Prix by only a week, and it is probable, therefore, that the continental manufacturers will leave their racers in England after the big race and take. part in the J.C.C. event. This should make this race, which has always been very successful, even more interesting than those of former years.

The greatest road race of the season is undoubtedly the Targa Florio which this year will be run on the traditional Sicilian circuit on April 24th. Competitors will have to cover 5 laps of the difficult Madoine circuit, which is 67 miles round and varies from sea-level to 3,000ft. altitude, and contains some 1,400 corners. Prizes amount to 290,000 lire, and entries have already been received from Peugeot, Bugatti, Alfa-Romeo, O.M. and Ricart, while negotiations are in progress for Count Maggi, who last year won the Grand Prix de Rome on a Bugatti, to drive one of the 8-cylinder 1,500 c.c. Talbots.

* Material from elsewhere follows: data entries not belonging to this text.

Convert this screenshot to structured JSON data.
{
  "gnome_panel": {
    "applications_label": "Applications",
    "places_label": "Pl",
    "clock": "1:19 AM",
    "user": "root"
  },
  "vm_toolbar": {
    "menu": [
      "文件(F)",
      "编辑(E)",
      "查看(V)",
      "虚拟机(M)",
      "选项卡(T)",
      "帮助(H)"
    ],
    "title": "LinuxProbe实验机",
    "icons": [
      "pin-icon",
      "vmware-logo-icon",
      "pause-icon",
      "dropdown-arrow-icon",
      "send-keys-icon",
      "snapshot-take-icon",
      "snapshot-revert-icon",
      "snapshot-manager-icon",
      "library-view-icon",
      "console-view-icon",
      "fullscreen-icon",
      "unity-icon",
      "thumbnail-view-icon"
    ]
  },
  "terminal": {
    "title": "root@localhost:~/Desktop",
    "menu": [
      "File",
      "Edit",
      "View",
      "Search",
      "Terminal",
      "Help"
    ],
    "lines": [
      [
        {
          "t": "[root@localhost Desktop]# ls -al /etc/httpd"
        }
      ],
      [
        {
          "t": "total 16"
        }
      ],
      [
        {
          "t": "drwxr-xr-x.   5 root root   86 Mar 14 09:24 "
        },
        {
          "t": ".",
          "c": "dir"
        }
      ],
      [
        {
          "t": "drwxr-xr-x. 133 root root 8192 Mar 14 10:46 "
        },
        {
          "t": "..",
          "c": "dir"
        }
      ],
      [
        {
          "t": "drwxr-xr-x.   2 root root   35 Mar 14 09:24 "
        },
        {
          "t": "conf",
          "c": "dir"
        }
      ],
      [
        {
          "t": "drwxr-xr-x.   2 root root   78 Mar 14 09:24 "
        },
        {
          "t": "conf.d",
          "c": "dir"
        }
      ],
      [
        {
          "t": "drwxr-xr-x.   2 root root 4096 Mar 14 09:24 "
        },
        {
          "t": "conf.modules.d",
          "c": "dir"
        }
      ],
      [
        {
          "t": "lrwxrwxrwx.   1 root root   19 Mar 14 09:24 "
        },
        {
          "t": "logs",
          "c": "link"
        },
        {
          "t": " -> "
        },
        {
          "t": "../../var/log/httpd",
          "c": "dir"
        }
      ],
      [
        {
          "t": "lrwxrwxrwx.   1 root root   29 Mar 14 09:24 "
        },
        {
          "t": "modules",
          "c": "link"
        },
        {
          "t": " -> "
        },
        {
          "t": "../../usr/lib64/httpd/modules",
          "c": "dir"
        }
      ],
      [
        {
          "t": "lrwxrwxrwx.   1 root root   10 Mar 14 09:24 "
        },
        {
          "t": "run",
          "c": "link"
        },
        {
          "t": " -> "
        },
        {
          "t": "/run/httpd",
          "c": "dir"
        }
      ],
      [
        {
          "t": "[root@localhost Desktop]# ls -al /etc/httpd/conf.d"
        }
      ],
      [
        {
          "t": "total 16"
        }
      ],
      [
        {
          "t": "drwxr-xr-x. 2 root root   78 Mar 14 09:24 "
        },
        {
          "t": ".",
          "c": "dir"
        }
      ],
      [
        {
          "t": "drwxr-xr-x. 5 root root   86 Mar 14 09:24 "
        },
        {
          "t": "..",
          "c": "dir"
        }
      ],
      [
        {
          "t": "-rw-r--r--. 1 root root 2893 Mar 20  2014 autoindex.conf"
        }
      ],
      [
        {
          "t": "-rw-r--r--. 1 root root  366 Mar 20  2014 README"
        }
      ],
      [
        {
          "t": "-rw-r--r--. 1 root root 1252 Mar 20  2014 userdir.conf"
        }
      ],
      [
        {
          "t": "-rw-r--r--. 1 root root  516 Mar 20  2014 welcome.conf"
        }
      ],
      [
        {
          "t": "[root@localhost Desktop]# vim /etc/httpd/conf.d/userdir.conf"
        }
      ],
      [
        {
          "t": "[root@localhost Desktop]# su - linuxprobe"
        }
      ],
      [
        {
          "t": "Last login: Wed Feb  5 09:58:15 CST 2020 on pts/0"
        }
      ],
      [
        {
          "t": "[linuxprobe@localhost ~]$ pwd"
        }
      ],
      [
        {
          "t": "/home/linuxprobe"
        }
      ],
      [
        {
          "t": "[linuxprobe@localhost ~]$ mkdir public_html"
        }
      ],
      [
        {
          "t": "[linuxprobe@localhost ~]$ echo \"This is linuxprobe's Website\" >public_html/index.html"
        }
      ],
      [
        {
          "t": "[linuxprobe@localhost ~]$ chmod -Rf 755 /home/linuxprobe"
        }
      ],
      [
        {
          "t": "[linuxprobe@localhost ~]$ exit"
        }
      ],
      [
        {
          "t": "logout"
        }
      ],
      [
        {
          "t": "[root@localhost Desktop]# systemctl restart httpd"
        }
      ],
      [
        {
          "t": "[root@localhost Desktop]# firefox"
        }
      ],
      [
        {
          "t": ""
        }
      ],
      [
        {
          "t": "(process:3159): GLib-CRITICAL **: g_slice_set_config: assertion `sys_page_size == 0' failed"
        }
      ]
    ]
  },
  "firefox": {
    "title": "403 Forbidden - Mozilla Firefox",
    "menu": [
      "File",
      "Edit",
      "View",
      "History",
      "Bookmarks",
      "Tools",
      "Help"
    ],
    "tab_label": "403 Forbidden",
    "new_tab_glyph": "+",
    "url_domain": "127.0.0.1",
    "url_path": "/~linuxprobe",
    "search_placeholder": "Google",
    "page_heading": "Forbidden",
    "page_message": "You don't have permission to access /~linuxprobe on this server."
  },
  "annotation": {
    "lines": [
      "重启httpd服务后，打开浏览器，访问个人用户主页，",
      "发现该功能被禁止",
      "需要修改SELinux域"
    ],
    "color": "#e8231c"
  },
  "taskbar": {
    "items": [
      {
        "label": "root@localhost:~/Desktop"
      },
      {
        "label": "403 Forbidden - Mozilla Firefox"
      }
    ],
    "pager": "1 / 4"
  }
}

The Ricart is a Spanish car, built at Barcelona, whose standard model is a 6-cylinder car of 1,500 c.c. capacity with two overhead camshafts, and in the case of the supersports, a supercharger. The Targa Florio incidentally represents the final of the 1926-7 Cup of the Latin Countries, for which the French, Spanish and Italian Grands Prix also count. The scoring at present is : Costa.ntini and Goux, 6 points ; Benoist 9; and Sabipa (Charavel) and Minora 10, the driver with the smallest number of points after the four races have been run, being the winner. The Florio Cup is, this year, quite distinct from the Targa. It will be remembered that, in the original rules of the cup, it was to be competed for 7 times, and then to go definitely to the firm, which had won the greatest number of times. After the seventh race; in 1924, how

ever, no one had won it more than once, and an eighth race was accordingly run in 1925 for which only previous winners were eligible. That year a Peugeot won, and the cup thus became the absolute property of the great French firm. They decided, however, in a very sporting spirit, to put the cup up for competition again, the only stipulation being that it should be run alternately in Italy and France, and always on the public roads. Last year it was run in Sicily in conjunction with the Targa Florio and was won by Bugatti ; this year, therefore, it will be run in France, and a road circuit has been chosen near St. Briene in Brittany, where the race will be organized with the help of the newspaper ” l’OuestEclair.” It will be over a course of 312i miles probably on July 17th, and any car will be eligible if it has 2 seats and weighs 800 kilogrammes or more. Fuel will be limited at the rate of 16 litres for 100 kilometres, necessitating an average consumption of about 17.5 m.p.g., but there will be no restriction on oil. A new event of considerable interest is projected for this year under the name of the Grand Prix de Nice. The idea is to run a race on a course composed of the Upper and Middle Corniche roads and various secondary roads joining them at either end, which are being enlarged for the purpose. This course would be very difficult, but certainly no more so than the Madoine circuit. It is proposed to hold the race at the beginning of

April, and there are rumours of 500,000 francs of prize money, but the precise rules are not as yet known.